** Opening INFORMATION SHOWN block **

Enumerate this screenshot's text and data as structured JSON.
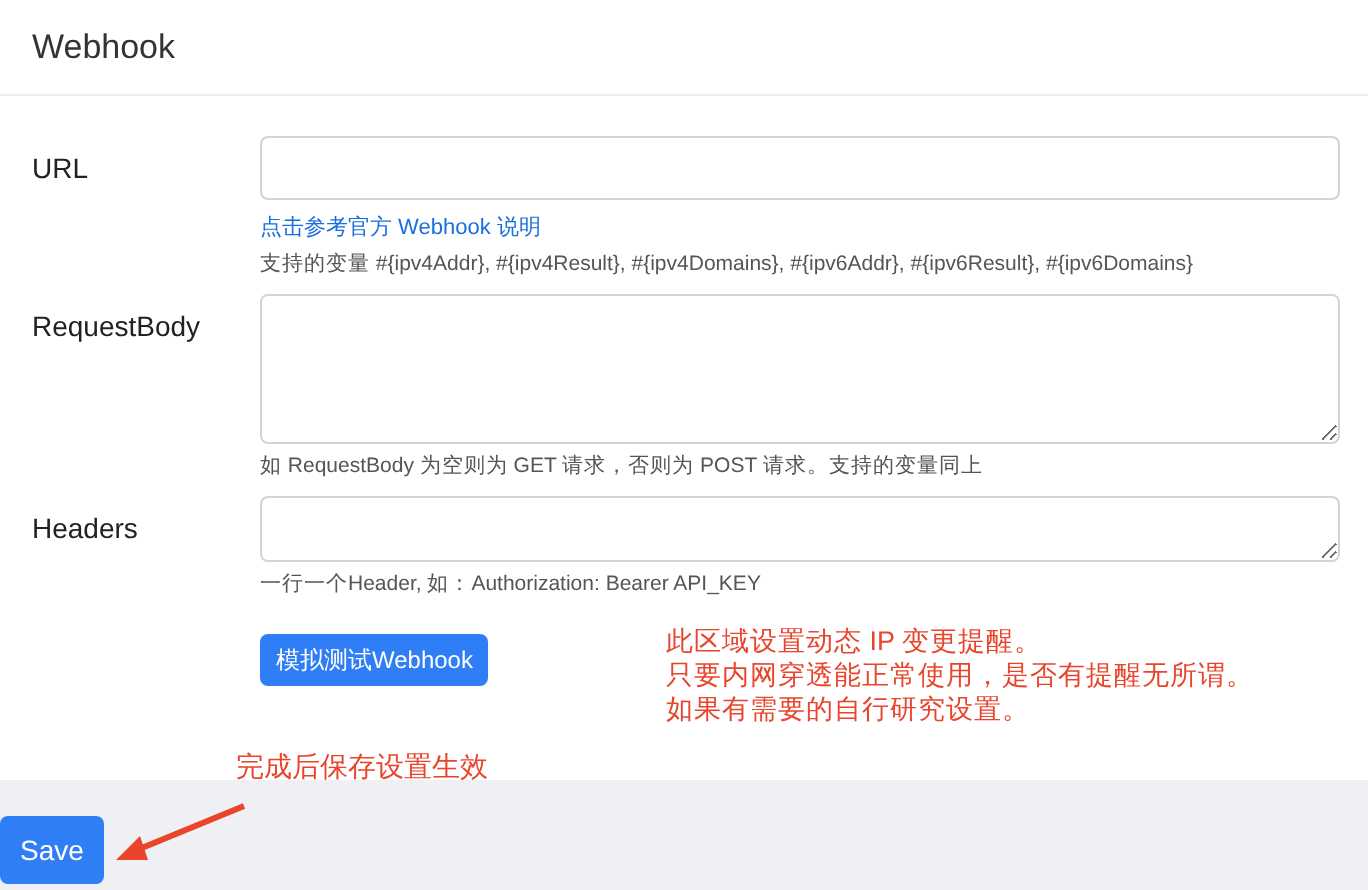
{
  "card": {
    "title": "Webhook",
    "fields": [
      {
        "label": "URL",
        "kind": "input",
        "link": "点击参考官方 Webhook 说明",
        "help": "支持的变量 #{ipv4Addr}, #{ipv4Result}, #{ipv4Domains}, #{ipv6Addr}, #{ipv6Result}, #{ipv6Domains}"
      },
      {
        "label": "RequestBody",
        "kind": "textarea-tall",
        "help": "如 RequestBody 为空则为 GET 请求，否则为 POST 请求。支持的变量同上"
      },
      {
        "label": "Headers",
        "kind": "textarea",
        "help": "一行一个Header, 如：Authorization: Bearer API_KEY"
      }
    ],
    "test_button": "模拟测试Webhook"
  },
  "save_button": "Save",
  "annotations": [
    {
      "kind": "note",
      "lines": [
        "此区域设置动态 IP 变更提醒。",
        "只要内网穿透能正常使用，是否有提醒无所谓。",
        "如果有需要的自行研究设置。"
      ]
    },
    {
      "kind": "arrow-note",
      "lines": [
        "完成后保存设置生效"
      ]
    }
  ]
}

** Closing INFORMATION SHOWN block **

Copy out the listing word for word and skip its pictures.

## [RESPONSE BELOW]
Enumerate this screenshot's text and data as structured JSON.
{
  "card": {
    "title": "Webhook",
    "fields": [
      {
        "label": "URL",
        "kind": "input",
        "link": "点击参考官方 Webhook 说明",
        "help": "支持的变量 #{ipv4Addr}, #{ipv4Result}, #{ipv4Domains}, #{ipv6Addr}, #{ipv6Result}, #{ipv6Domains}"
      },
      {
        "label": "RequestBody",
        "kind": "textarea-tall",
        "help": "如 RequestBody 为空则为 GET 请求，否则为 POST 请求。支持的变量同上"
      },
      {
        "label": "Headers",
        "kind": "textarea",
        "help": "一行一个Header, 如：Authorization: Bearer API_KEY"
      }
    ],
    "test_button": "模拟测试Webhook"
  },
  "save_button": "Save",
  "annotations": [
    {
      "kind": "note",
      "lines": [
        "此区域设置动态 IP 变更提醒。",
        "只要内网穿透能正常使用，是否有提醒无所谓。",
        "如果有需要的自行研究设置。"
      ]
    },
    {
      "kind": "arrow-note",
      "lines": [
        "完成后保存设置生效"
      ]
    }
  ]
}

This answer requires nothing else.